The ‘Skyfall’ Second Unit recently moved filming to Istanbul after completing the first leg of shooting in the southern province of Adana. Two of Istanbul’s busiest and most crowded neighbourhoods, Eminonu and Sirkeci, are being utilised for the latest shooting in Turkey’s capital city. The historic Post Office in Sirkeci has been completely repainted, and various motorcycle action stunts, using stunt-doubles, have already been filmed in the streets in and around the famous Grand Bazaar. Some motorcycle stunts have also been filmed on top of buildings at the Bazaar. On April 17, for example, two stuntmen rode motorcycles across the top of roofs at the large market, watched by a considerable number of curious shop owners.
The press call, which took place on the morning of April 21, was held by the Bond producer to address a number of claims carried by Turkish newspapers (and subsequently reported by Reuters) that some ‘Skyfall’ stunt filming, using motorbikes, had led to some damage to local buildings. There have been allegations, for example, that a 400-year old building on Aynacilar Street, near a Jewellery shop in the iconic Grand Bazaar, was damaged on the first day of the Istanbul filming. The Jewellery shop owner even called the local police to complain.
There have also been further (anonymous) claims that the Second Unit production team had damaged tiles at the Bazaar, rumours that have already been strongly denied by a member of the Grand Bazaar Artisans Association, who said the tiles had already been damaged in the last restoration in 1983.

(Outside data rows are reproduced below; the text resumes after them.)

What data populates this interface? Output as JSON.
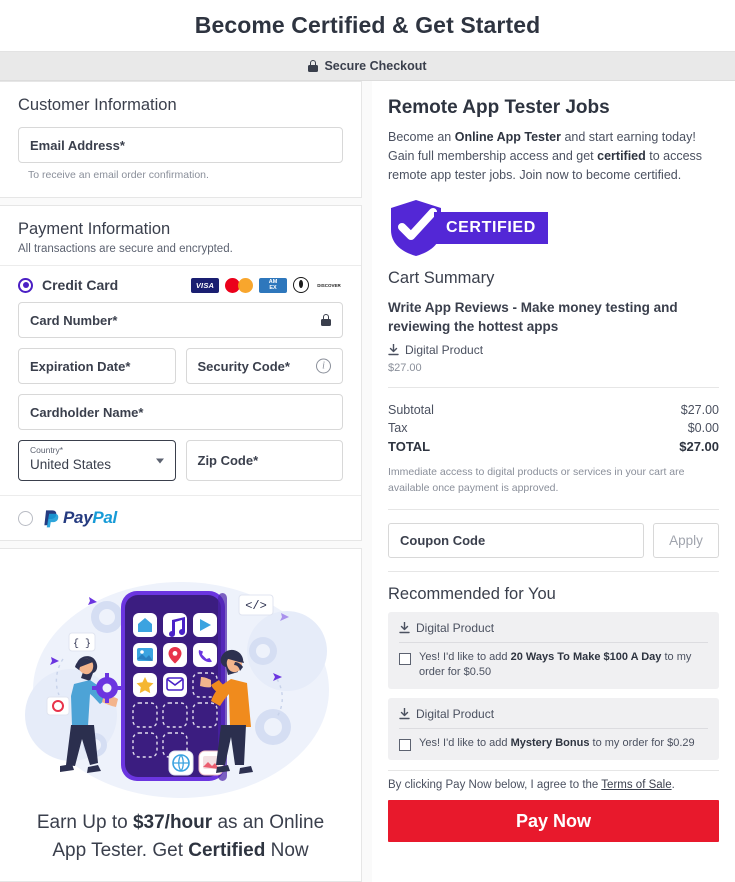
{
  "header": {
    "title": "Become Certified & Get Started",
    "secure_label": "Secure Checkout",
    "lock_icon": "lock-icon"
  },
  "customer": {
    "section_title": "Customer Information",
    "email_placeholder": "Email Address*",
    "email_value": "",
    "email_note": "To receive an email order confirmation."
  },
  "payment": {
    "section_title": "Payment Information",
    "section_subtitle": "All transactions are secure and encrypted.",
    "credit_card_label": "Credit Card",
    "credit_card_selected": true,
    "brands": [
      {
        "name": "visa-logo",
        "text": "VISA"
      },
      {
        "name": "mastercard-logo",
        "text": ""
      },
      {
        "name": "amex-logo",
        "text1": "AM",
        "text2": "EX"
      },
      {
        "name": "diners-club-logo",
        "text": ""
      },
      {
        "name": "discover-logo",
        "text": "DISCOVER"
      }
    ],
    "card_number_placeholder": "Card Number*",
    "card_number_value": "",
    "expiration_placeholder": "Expiration Date*",
    "expiration_value": "",
    "security_code_placeholder": "Security Code*",
    "security_code_value": "",
    "cardholder_placeholder": "Cardholder Name*",
    "cardholder_value": "",
    "country_label": "Country*",
    "country_value": "United States",
    "zip_placeholder": "Zip Code*",
    "zip_value": "",
    "paypal_label": "PayPal",
    "paypal_pay": "Pay",
    "paypal_pal": "Pal",
    "paypal_selected": false
  },
  "promo": {
    "line1_a": "Earn Up to ",
    "line1_b": "$37/hour",
    "line1_c": " as an Online",
    "line2_a": "App Tester. Get ",
    "line2_b": "Certified",
    "line2_c": " Now",
    "illustration": "app-testing-illustration"
  },
  "offer": {
    "title": "Remote App Tester Jobs",
    "desc_1": "Become an ",
    "desc_b1": "Online App Tester",
    "desc_2": " and start earning today! Gain full membership access and get ",
    "desc_b2": "certified",
    "desc_3": " to access remote app tester jobs. Join now to become certified.",
    "badge_text": "CERTIFIED"
  },
  "cart": {
    "title": "Cart Summary",
    "item_name": "Write App Reviews - Make money testing and reviewing the hottest apps",
    "item_type": "Digital Product",
    "item_price": "$27.00",
    "subtotal_label": "Subtotal",
    "subtotal_value": "$27.00",
    "tax_label": "Tax",
    "tax_value": "$0.00",
    "total_label": "TOTAL",
    "total_value": "$27.00",
    "note": "Immediate access to digital products or services in your cart are available once payment is approved."
  },
  "coupon": {
    "placeholder": "Coupon Code",
    "value": "",
    "apply_label": "Apply"
  },
  "recommended": {
    "title": "Recommended for You",
    "items": [
      {
        "type": "Digital Product",
        "text_1": "Yes! I'd like to add ",
        "bold": "20 Ways To Make $100 A Day",
        "text_2": " to my order for $0.50",
        "checked": false
      },
      {
        "type": "Digital Product",
        "text_1": "Yes! I'd like to add ",
        "bold": "Mystery Bonus",
        "text_2": " to my order for $0.29",
        "checked": false
      }
    ]
  },
  "footer": {
    "terms_prefix": "By clicking Pay Now below, I agree to the ",
    "terms_link": "Terms of Sale",
    "terms_suffix": ".",
    "pay_button": "Pay Now"
  },
  "colors": {
    "accent_purple": "#5327d6",
    "pay_red": "#e8192c",
    "text_dark": "#3a3f4c",
    "secure_bar": "#e9e9e9"
  }
}
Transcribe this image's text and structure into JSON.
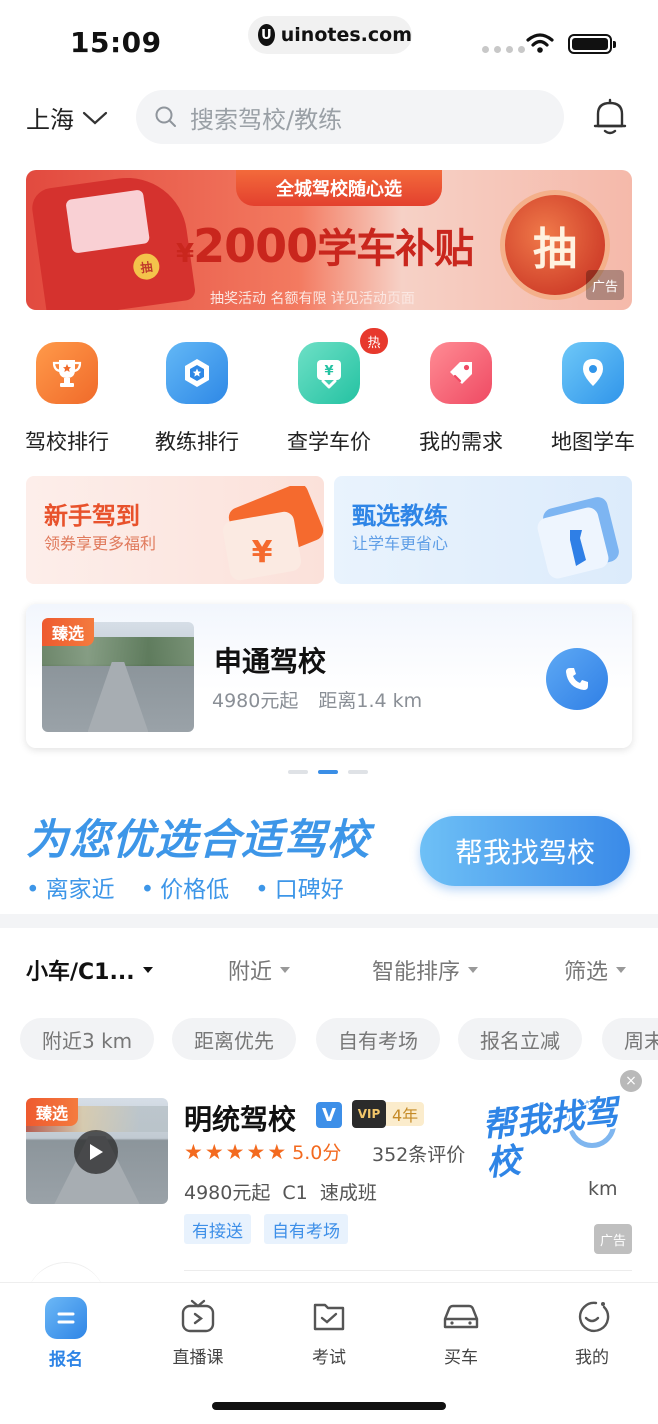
{
  "status_bar": {
    "time": "15:09",
    "url": "uinotes.com",
    "url_logo": "U"
  },
  "header": {
    "city": "上海",
    "search_placeholder": "搜索驾校/教练"
  },
  "banner": {
    "tag": "全城驾校随心选",
    "main_symbol": "¥",
    "main_amount": "2000",
    "main_text": "学车补贴",
    "sub": "抽奖活动 名额有限 详见活动页面",
    "draw_label": "抽",
    "coin_label": "抽",
    "ad_label": "广告"
  },
  "quick_menu": {
    "items": [
      {
        "label": "驾校排行",
        "icon": "trophy-icon"
      },
      {
        "label": "教练排行",
        "icon": "medal-icon"
      },
      {
        "label": "查学车价",
        "icon": "price-download-icon"
      },
      {
        "label": "我的需求",
        "icon": "tag-icon"
      },
      {
        "label": "地图学车",
        "icon": "map-pin-icon"
      }
    ],
    "hot_badge": "热"
  },
  "promos": [
    {
      "title": "新手驾到",
      "subtitle": "领券享更多福利",
      "icon": "coupon-icon",
      "coupon_symbol": "¥"
    },
    {
      "title": "甄选教练",
      "subtitle": "让学车更省心",
      "icon": "gift-tie-icon"
    }
  ],
  "featured": {
    "badge": "臻选",
    "name": "申通驾校",
    "price": "4980元起",
    "distance": "距离1.4 km"
  },
  "recommend": {
    "title": "为您优选合适驾校",
    "points": [
      "离家近",
      "价格低",
      "口碑好"
    ],
    "button": "帮我找驾校"
  },
  "filters": {
    "items": [
      "小车/C1...",
      "附近",
      "智能排序",
      "筛选"
    ],
    "chips": [
      "附近3 km",
      "距离优先",
      "自有考场",
      "报名立减",
      "周末"
    ]
  },
  "school": {
    "badge": "臻选",
    "name": "明统驾校",
    "verified": "V",
    "vip_label": "VIP",
    "vip_years": "4年",
    "rating": 5.0,
    "score": "5.0分",
    "reviews": "352条评价",
    "price": "4980元起",
    "license": "C1",
    "class": "速成班",
    "distance": "km",
    "tags": [
      "有接送",
      "自有考场"
    ],
    "float_ad": "帮我找驾校",
    "close_label": "×",
    "ad_label": "广告"
  },
  "tabbar": {
    "items": [
      {
        "label": "报名",
        "icon": "signup-icon",
        "active": true
      },
      {
        "label": "直播课",
        "icon": "live-class-icon"
      },
      {
        "label": "考试",
        "icon": "exam-icon"
      },
      {
        "label": "买车",
        "icon": "car-icon"
      },
      {
        "label": "我的",
        "icon": "profile-icon"
      }
    ]
  },
  "colors": {
    "brand_blue": "#3d8fe8",
    "accent_orange": "#f36a1f",
    "banner_red": "#e24a3f"
  }
}
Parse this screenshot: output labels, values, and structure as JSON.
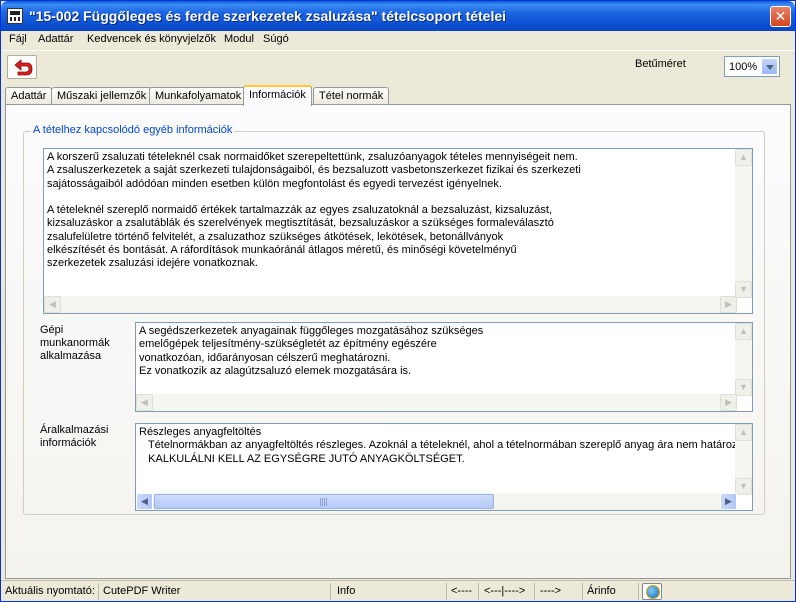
{
  "window": {
    "title": "\"15-002 Függőleges és ferde szerkezetek zsaluzása\" tételcsoport tételei",
    "close_glyph": "✕"
  },
  "menu": [
    "Fájl",
    "Adattár",
    "Kedvencek és könyvjelzők",
    "Modul",
    "Súgó"
  ],
  "toolbar": {
    "font_size_label": "Betűméret",
    "font_size_value": "100%"
  },
  "tabs": [
    "Adattár",
    "Műszaki jellemzők",
    "Munkafolyamatok",
    "Információk",
    "Tétel normák"
  ],
  "active_tab": "Információk",
  "group_title": "A tételhez kapcsolódó egyéb információk",
  "info_text": "A korszerű zsaluzati tételeknél csak normaidőket szerepeltettünk, zsaluzóanyagok tételes mennyiségeit nem.\nA zsaluszerkezetek a saját szerkezeti tulajdonságaiból, és bezsaluzott vasbetonszerkezet fizikai és szerkezeti\nsajátosságaiból adódóan minden esetben külön megfontolást és egyedi tervezést igényelnek.\n\nA tételeknél szereplő normaidő értékek tartalmazzák az egyes zsaluzatoknál a bezsaluzást, kizsaluzást,\nkizsaluzáskor a zsalutáblák és szerelvények megtisztítását, bezsaluzáskor a szükséges formaleválasztó\nzsalufelületre történő felvitelét, a zsaluzathoz szükséges átkötések, lekötések, betonállványok\nelkészítését és bontását. A ráfordítások munkaóránál átlagos méretű, és minőségi követelményű\nszerkezetek zsaluzási idejére vonatkoznak.",
  "machine": {
    "label": "Gépi\nmunkanormák\nalkalmazása",
    "text": "A segédszerkezetek anyagainak függőleges mozgatásához szükséges\nemelőgépek teljesítmény-szükségletét az építmény egészére\nvonatkozóan, időarányosan célszerű meghatározni.\nEz vonatkozik az alagútzsaluzó elemek mozgatására is."
  },
  "pricing": {
    "label": "Áralkalmazási\ninformációk",
    "text": "Részleges anyagfeltöltés\n   Tételnormákban az anyagfeltöltés részleges. Azoknál a tételeknél, ahol a tételnormában szereplő anyag ára nem határozható meg,\n   KALKULÁLNI KELL AZ EGYSÉGRE JUTÓ ANYAGKÖLTSÉGET."
  },
  "statusbar": {
    "printer_label": "Aktuális nyomtató:",
    "printer_value": "CutePDF Writer",
    "info": "Info",
    "nav_left": "<----",
    "nav_mid": "<---|---->",
    "nav_right": "---->",
    "price_info": "Árinfo"
  },
  "colors": {
    "titlebar": "#0a4fd0",
    "window_bg": "#ece9d8",
    "group_title": "#0046d5",
    "back_arrow": "#d8201c"
  },
  "icons": [
    "app-icon",
    "close-icon",
    "back-arrow-icon",
    "chevron-down-icon",
    "globe-icon"
  ]
}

Wilson opened his remarks at the press conference by expressing his great happiness to be in Turkey, and also said he would like to thank the Turkish Ministry of Culture for all the invaluable support they have provided. He said EON have filmed in a number of countries in the past and have always left a good impression, and he wanted to reassure Turkish people that the rumours about serious damage to buildings, roofs and tiles were completely unfounded.
Wilson emphasised during the conference that, despite media claims that rooftops in the Grand Bazaar area had been damaged, the film-makers were actually creating ‘an illusion’, which is part of the film-making process, and the ‘damage’ was not real. The roofs and tiles there had appeared to be damaged, but were not really. The film team’s special FX people had been extremely careful. They had removed tiles across a 100 square metre area for the shooting, and replaced them temporarily with special plastic ones brought into the country from Britain. The temporary plastic tiles were also supported with special silicone materials so that there was no damage to the roof area.
The main cast and crew of ‘Skyfall’, including Daniel Craig and director Sam Mendes, are due to arrive in Turkey on April 22, and it is thought the filming for the movie will continue until May 6.